*** Opening Recorded data ***

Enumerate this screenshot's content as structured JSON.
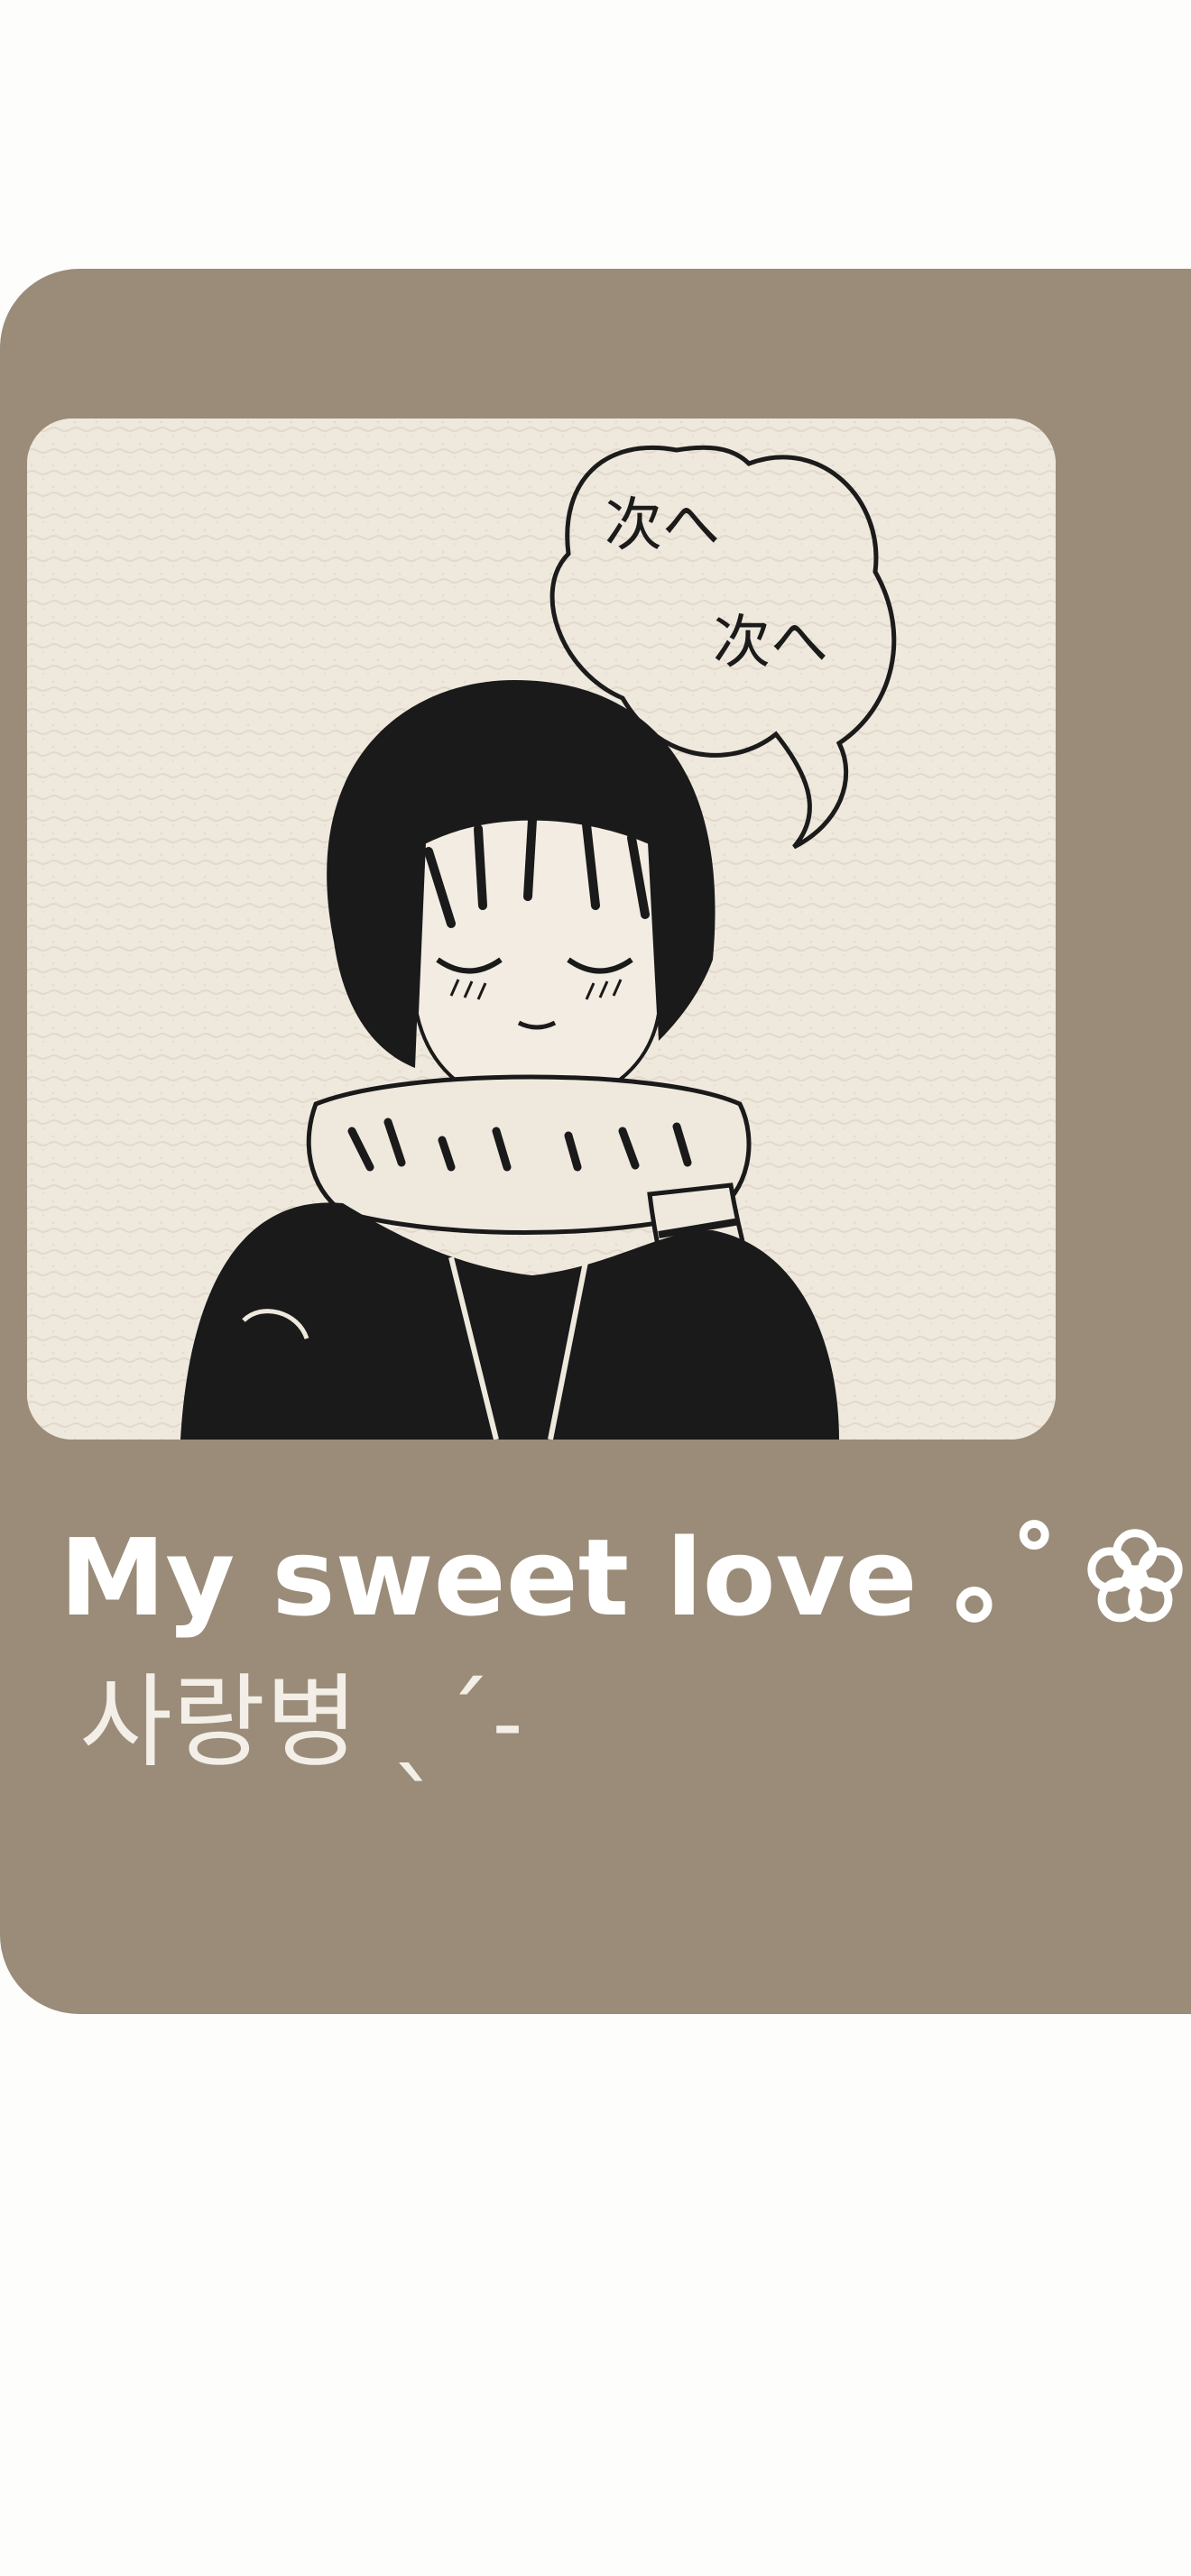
{
  "widget": {
    "title": "My sweet love ｡˚",
    "subtitle": "사랑병 ˎˊ˗",
    "flower_icon": "flower-icon",
    "speech_bubble_text": [
      "次へ",
      "次へ"
    ],
    "colors": {
      "page_background": "#fdfdfc",
      "card_background": "#9a8c78",
      "artwork_paper": "#efe8dd",
      "title_text": "#ffffff"
    }
  }
}
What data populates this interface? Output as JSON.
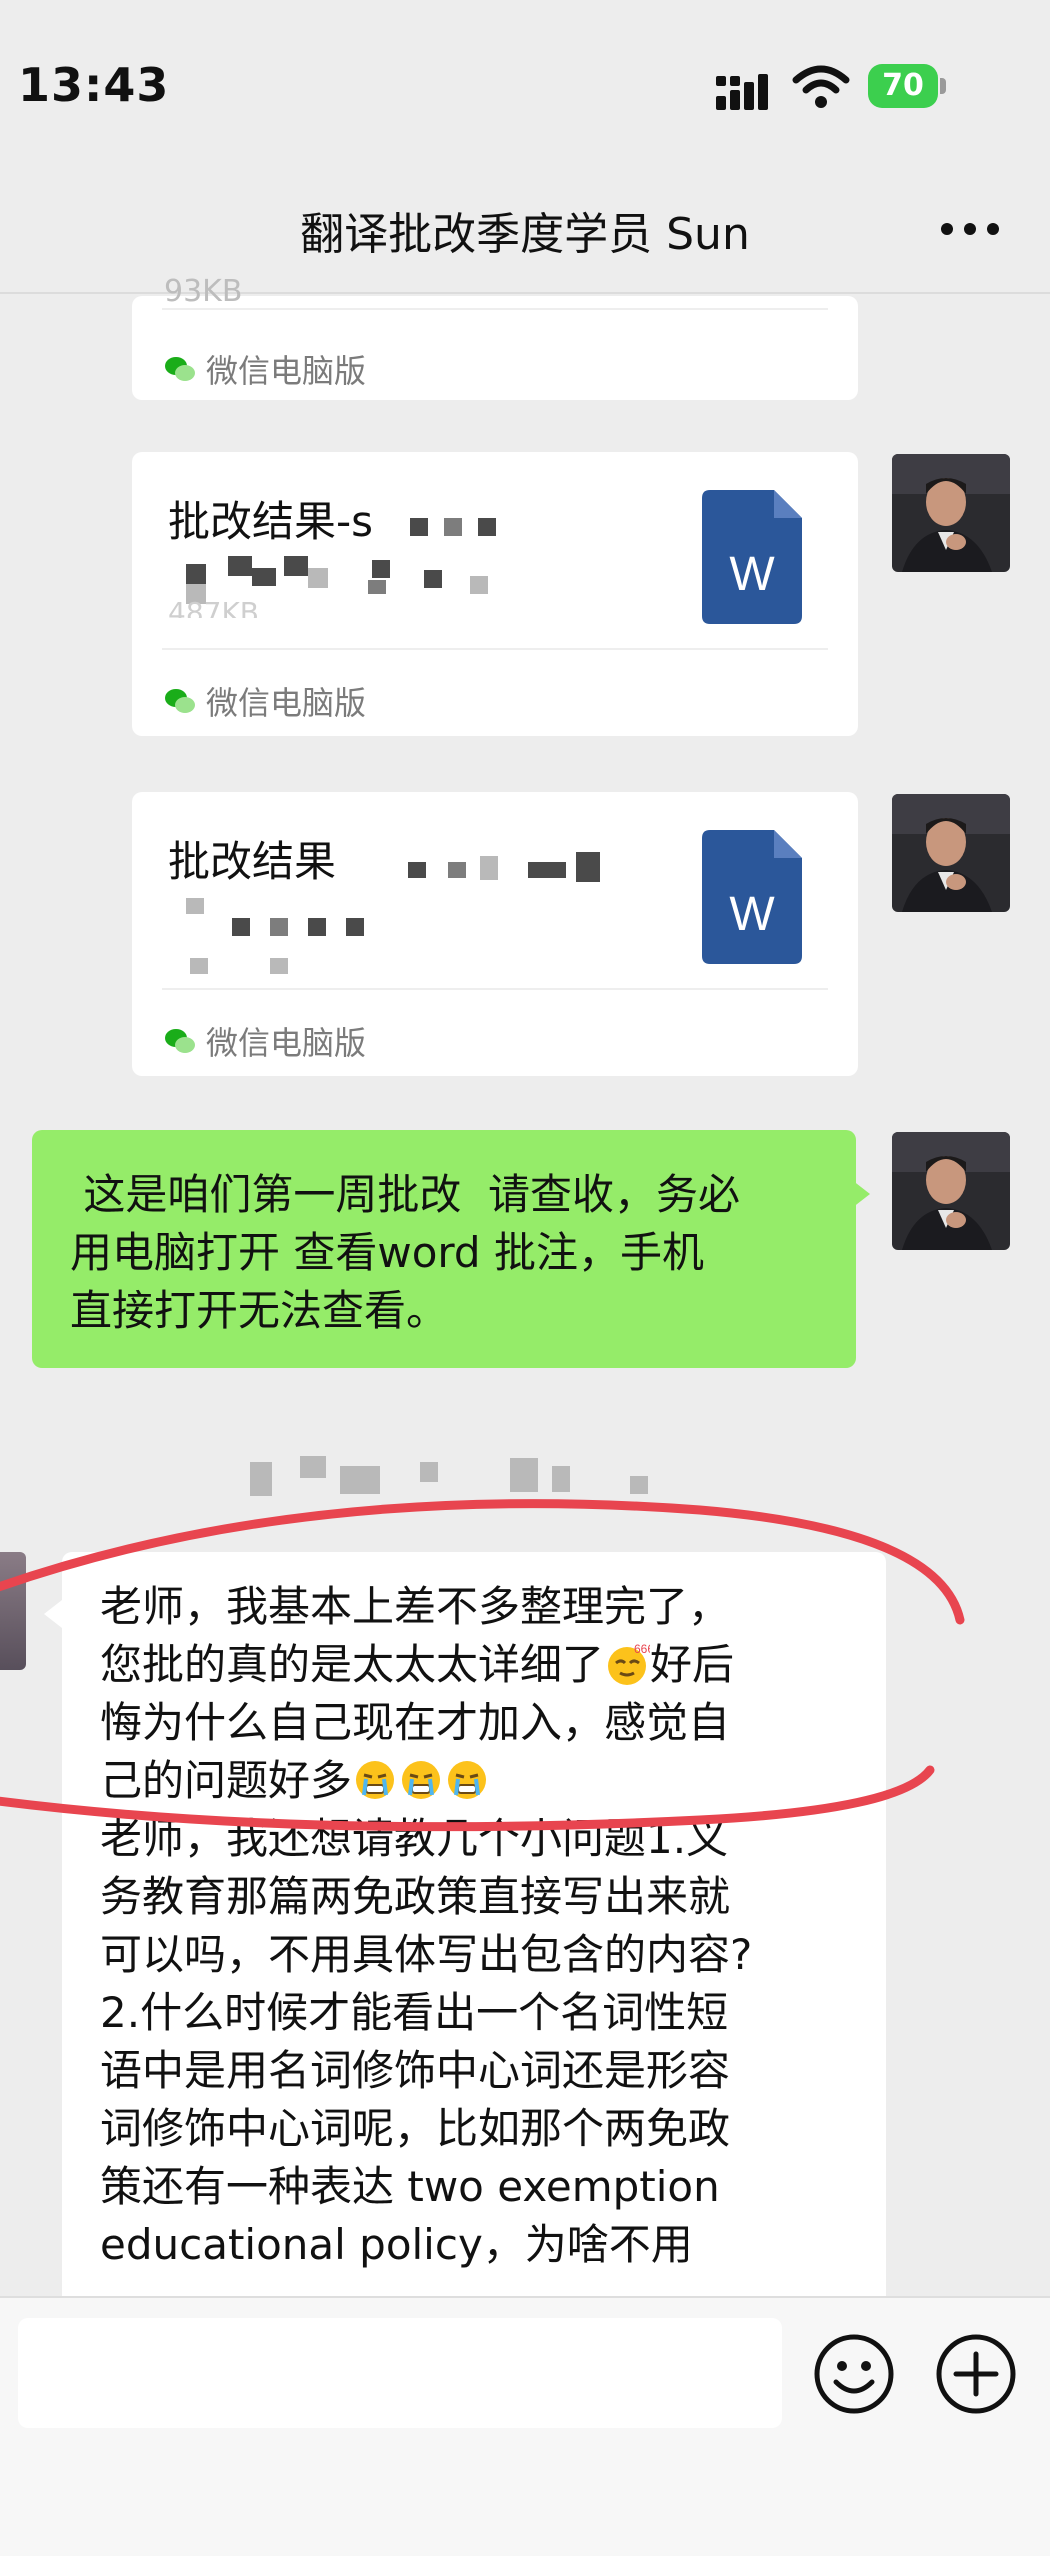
{
  "status_bar": {
    "time": "13:43",
    "battery_level": "70",
    "battery_color": "#3ccf4e"
  },
  "nav": {
    "title": "翻译批改季度学员 Sun",
    "more_icon": "more-dots-icon"
  },
  "messages": {
    "partial_file_card": {
      "size_fragment": "93KB",
      "source_label": "微信电脑版"
    },
    "file_card_1": {
      "title": "批改结果-s",
      "size_fragment": "487KB",
      "source_label": "微信电脑版",
      "file_type_letter": "W"
    },
    "file_card_2": {
      "title": "批改结果",
      "source_label": "微信电脑版",
      "file_type_letter": "W"
    },
    "text_sent": {
      "lines": [
        " 这是咱们第一周批改  请查收，务必",
        "用电脑打开 查看word 批注，手机",
        "直接打开无法查看。"
      ]
    },
    "text_received": {
      "line1": "老师，我基本上差不多整理完了，",
      "line2_a": "您批的真的是太太太详细了",
      "line2_b": "好后",
      "line3": "悔为什么自己现在才加入，感觉自",
      "line4": "己的问题好多",
      "line5": "老师，我还想请教几个小问题1.义",
      "line6": "务教育那篇两免政策直接写出来就",
      "line7": "可以吗，不用具体写出包含的内容?",
      "line8": "2.什么时候才能看出一个名词性短",
      "line9": "语中是用名词修饰中心词还是形容",
      "line10": "词修饰中心词呢，比如那个两免政",
      "line11": "策还有一种表达 two exemption",
      "line12": "educational policy，为啥不用"
    }
  },
  "colors": {
    "sent_bubble": "#95ec69",
    "word_icon": "#2b579a",
    "annotation_stroke": "#e8454f",
    "background": "#ededed"
  },
  "input_bar": {
    "emoji_icon": "emoji-smile-icon",
    "plus_icon": "plus-circle-icon"
  }
}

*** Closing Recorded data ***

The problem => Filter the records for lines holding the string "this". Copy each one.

Task output =>
Enumerate this screenshot's content as structured JSON.
What data populates this interface? Output as JSON.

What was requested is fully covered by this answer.